(EXERCISE PROMPT):
Please keep the images out and set down the data exactly as given.

BEGIN TASK DATA

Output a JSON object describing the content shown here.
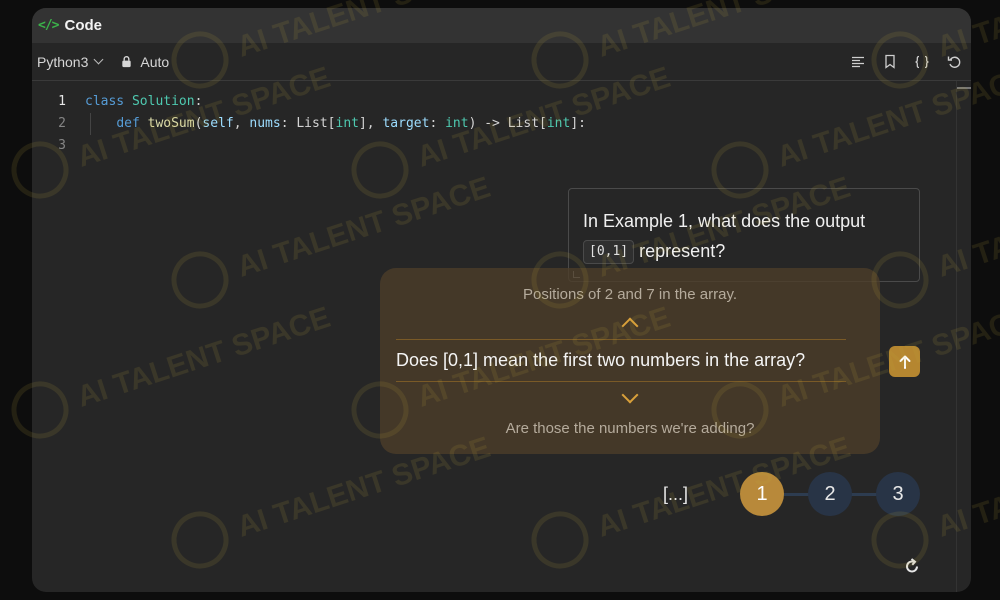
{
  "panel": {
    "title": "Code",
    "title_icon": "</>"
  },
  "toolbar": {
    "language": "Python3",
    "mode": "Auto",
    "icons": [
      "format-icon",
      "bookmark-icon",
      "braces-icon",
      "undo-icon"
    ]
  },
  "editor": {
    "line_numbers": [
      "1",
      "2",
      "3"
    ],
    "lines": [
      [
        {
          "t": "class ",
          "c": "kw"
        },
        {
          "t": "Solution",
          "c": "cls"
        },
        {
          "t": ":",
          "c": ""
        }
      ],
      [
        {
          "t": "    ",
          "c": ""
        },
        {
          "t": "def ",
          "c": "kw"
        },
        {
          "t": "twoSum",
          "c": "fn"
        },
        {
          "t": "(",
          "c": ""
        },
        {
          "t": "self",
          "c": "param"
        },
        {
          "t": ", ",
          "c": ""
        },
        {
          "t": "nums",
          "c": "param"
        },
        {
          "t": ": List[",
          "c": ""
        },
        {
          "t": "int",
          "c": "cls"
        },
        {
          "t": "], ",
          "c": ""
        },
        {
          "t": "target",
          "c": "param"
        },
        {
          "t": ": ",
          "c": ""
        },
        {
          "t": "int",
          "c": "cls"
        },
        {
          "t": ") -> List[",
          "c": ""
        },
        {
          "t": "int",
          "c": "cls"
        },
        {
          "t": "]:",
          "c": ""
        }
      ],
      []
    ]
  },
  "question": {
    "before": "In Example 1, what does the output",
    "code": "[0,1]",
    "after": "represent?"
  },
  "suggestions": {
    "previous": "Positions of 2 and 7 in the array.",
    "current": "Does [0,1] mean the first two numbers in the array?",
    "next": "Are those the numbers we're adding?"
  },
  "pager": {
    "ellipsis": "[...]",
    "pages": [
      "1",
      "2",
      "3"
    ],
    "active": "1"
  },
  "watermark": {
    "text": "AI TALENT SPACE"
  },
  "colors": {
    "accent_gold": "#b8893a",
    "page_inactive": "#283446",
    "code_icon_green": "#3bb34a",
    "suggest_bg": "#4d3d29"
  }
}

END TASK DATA

(ANSWER FOR THE TASK):
Output a JSON object describing the content shown here.
{
  "panel": {
    "title": "Code",
    "title_icon": "</>"
  },
  "toolbar": {
    "language": "Python3",
    "mode": "Auto",
    "icons": [
      "format-icon",
      "bookmark-icon",
      "braces-icon",
      "undo-icon"
    ]
  },
  "editor": {
    "line_numbers": [
      "1",
      "2",
      "3"
    ],
    "lines": [
      [
        {
          "t": "class ",
          "c": "kw"
        },
        {
          "t": "Solution",
          "c": "cls"
        },
        {
          "t": ":",
          "c": ""
        }
      ],
      [
        {
          "t": "    ",
          "c": ""
        },
        {
          "t": "def ",
          "c": "kw"
        },
        {
          "t": "twoSum",
          "c": "fn"
        },
        {
          "t": "(",
          "c": ""
        },
        {
          "t": "self",
          "c": "param"
        },
        {
          "t": ", ",
          "c": ""
        },
        {
          "t": "nums",
          "c": "param"
        },
        {
          "t": ": List[",
          "c": ""
        },
        {
          "t": "int",
          "c": "cls"
        },
        {
          "t": "], ",
          "c": ""
        },
        {
          "t": "target",
          "c": "param"
        },
        {
          "t": ": ",
          "c": ""
        },
        {
          "t": "int",
          "c": "cls"
        },
        {
          "t": ") -> List[",
          "c": ""
        },
        {
          "t": "int",
          "c": "cls"
        },
        {
          "t": "]:",
          "c": ""
        }
      ],
      []
    ]
  },
  "question": {
    "before": "In Example 1, what does the output",
    "code": "[0,1]",
    "after": "represent?"
  },
  "suggestions": {
    "previous": "Positions of 2 and 7 in the array.",
    "current": "Does [0,1] mean the first two numbers in the array?",
    "next": "Are those the numbers we're adding?"
  },
  "pager": {
    "ellipsis": "[...]",
    "pages": [
      "1",
      "2",
      "3"
    ],
    "active": "1"
  },
  "watermark": {
    "text": "AI TALENT SPACE"
  },
  "colors": {
    "accent_gold": "#b8893a",
    "page_inactive": "#283446",
    "code_icon_green": "#3bb34a",
    "suggest_bg": "#4d3d29"
  }
}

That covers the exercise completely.